And by screening films and having filmmaking workshops throughout the year, SAPFF aims to activate Sacramento’s Asian-American community to create their own films and tell their own stories.
That’s exactly what Adachi has been doing for years.
Even though he’s enjoyed a successful career in law—he was elected San Francisco’s public defender in 2002, 2006 and 2010, and is running again in 2014—he’s also been writing and directing films about the Asian-American experience for a long time.
In addition to The Slanted Screen, he directed another documentary, 2009’s You Don’t Know Jack: The Jack Soo Story. It traces the career path of actor and comedian Goro Suzuki, who changed his name in the post-World War II era to “perform without fear of retaliation,” according to the film’s website.
But the first storytelling he ever did was about his experience in Sacramento.
Adachi said he lived an idyllic childhood, despite growing up in a lower-middle-class family. His parents were also directly affected by World War II; they and his grandparents were interned in camps in Arizona and Arkansas during the war.
Just one generation later, Adachi enjoyed the kinds of freedom his parents and grandparents were once denied, including dining in Japantown, going to the Buddhist Church of Sacramento and playing basketball. He graduated from C.K. McClatchy High School before attending Sacramento City College and majoring in Asian-American studies at UC Berkeley. He chose Sacramento as the setting for Yancha!, a novella he wrote in his early 20s.
“The Japanese community has always been strong in Sacramento,” he said. “I think that’s really where my sense of community came from. Maybe we should make a movie about that.”
After college, Adachi worked for a short while in Southern California as a social worker, and then went back to Berkeley where he earned a Juris Doctor degree from the UC Hastings College of the Law.
He says he learned about the limited way in which Asian-Americans were portrayed on screen while he was the former chairman of the Asian American Arts Foundation in San Francisco.
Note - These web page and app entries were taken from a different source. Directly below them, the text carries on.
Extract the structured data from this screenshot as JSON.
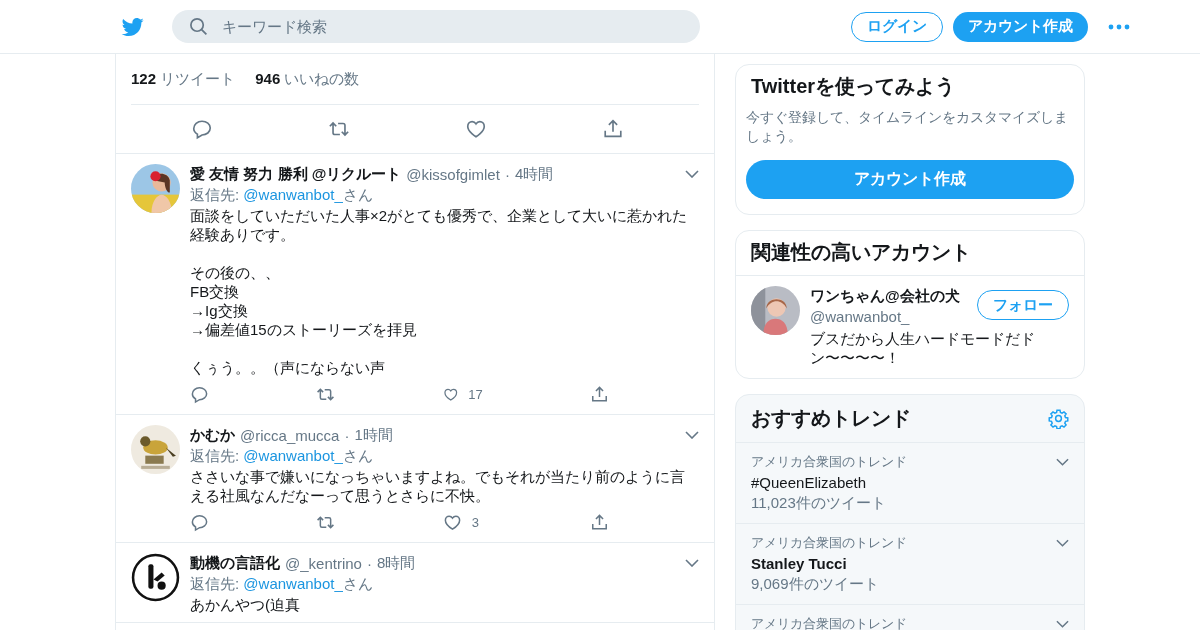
{
  "header": {
    "search": {
      "placeholder": "キーワード検索"
    },
    "login_button": "ログイン",
    "signup_button": "アカウント作成"
  },
  "main_tweet": {
    "retweets": "122",
    "retweets_label": "リツイート",
    "likes": "946",
    "likes_label": "いいねの数"
  },
  "replies": [
    {
      "name": "愛 友情 努力 勝利 @リクルート",
      "handle": "@kissofgimlet",
      "separator": "·",
      "time": "4時間",
      "reply_label": "返信先:",
      "reply_to": "@wanwanbot_",
      "reply_suffix": "さん",
      "paragraphs": [
        [
          "面談をしていただいた人事×2がとても優秀で、企業として大いに惹かれた経験ありです。"
        ],
        [
          "その後の、、",
          "FB交換",
          "→Ig交換",
          "→偏差値15のストーリーズを拝見"
        ],
        [
          "くぅう。。（声にならない声"
        ]
      ],
      "likes": "17"
    },
    {
      "name": "かむか",
      "handle": "@ricca_mucca",
      "separator": "·",
      "time": "1時間",
      "reply_label": "返信先:",
      "reply_to": "@wanwanbot_",
      "reply_suffix": "さん",
      "paragraphs": [
        [
          "ささいな事で嫌いになっちゃいますよね。でもそれが当たり前のように言える社風なんだなーって思うとさらに不快。"
        ]
      ],
      "likes": "3"
    },
    {
      "name": "動機の言語化",
      "handle": "@_kentrino",
      "separator": "·",
      "time": "8時間",
      "reply_label": "返信先:",
      "reply_to": "@wanwanbot_",
      "reply_suffix": "さん",
      "paragraphs": [
        [
          "あかんやつ(迫真"
        ]
      ]
    }
  ],
  "signup_card": {
    "title": "Twitterを使ってみよう",
    "text": "今すぐ登録して、タイムラインをカスタマイズしましょう。",
    "button": "アカウント作成"
  },
  "related": {
    "title": "関連性の高いアカウント",
    "accounts": [
      {
        "name": "ワンちゃん@会社の犬",
        "handle": "@wanwanbot_",
        "bio": "ブスだから人生ハードモードだドン〜〜〜〜！",
        "follow_button": "フォロー"
      }
    ]
  },
  "trends": {
    "title": "おすすめトレンド",
    "items": [
      {
        "context": "アメリカ合衆国のトレンド",
        "name": "#QueenElizabeth",
        "kind": "hashtag",
        "count": "11,023件のツイート"
      },
      {
        "context": "アメリカ合衆国のトレンド",
        "name": "Stanley Tucci",
        "kind": "topic",
        "count": "9,069件のツイート"
      },
      {
        "context": "アメリカ合衆国のトレンド"
      }
    ]
  }
}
Not only did that inspire him to make The Slanted Screen, it’s also he also first met Jong—Jong’s drum group Zanshin Taiko performed at an AAAF event.
Now, Adachi points to two things that need to happen for Asian-Americans to succeed in film and television:
“We have to have more Asians in front of the camera, and in order to do that, you have to have parents who support and encourage [kids] seeking a career in the arts,” he said. “And as a community, we need to support works that feature Asian-Americans.”
Sometimes, he added, that means approaching film and TV with a more open mind.
“If there’s a series that comes out, and our first reaction is, ’We hate it, we don’t want to see it,’ we get nothing. We shouldn’t accept a subpar or racist sitcom, but we shouldn’t be overreactive.”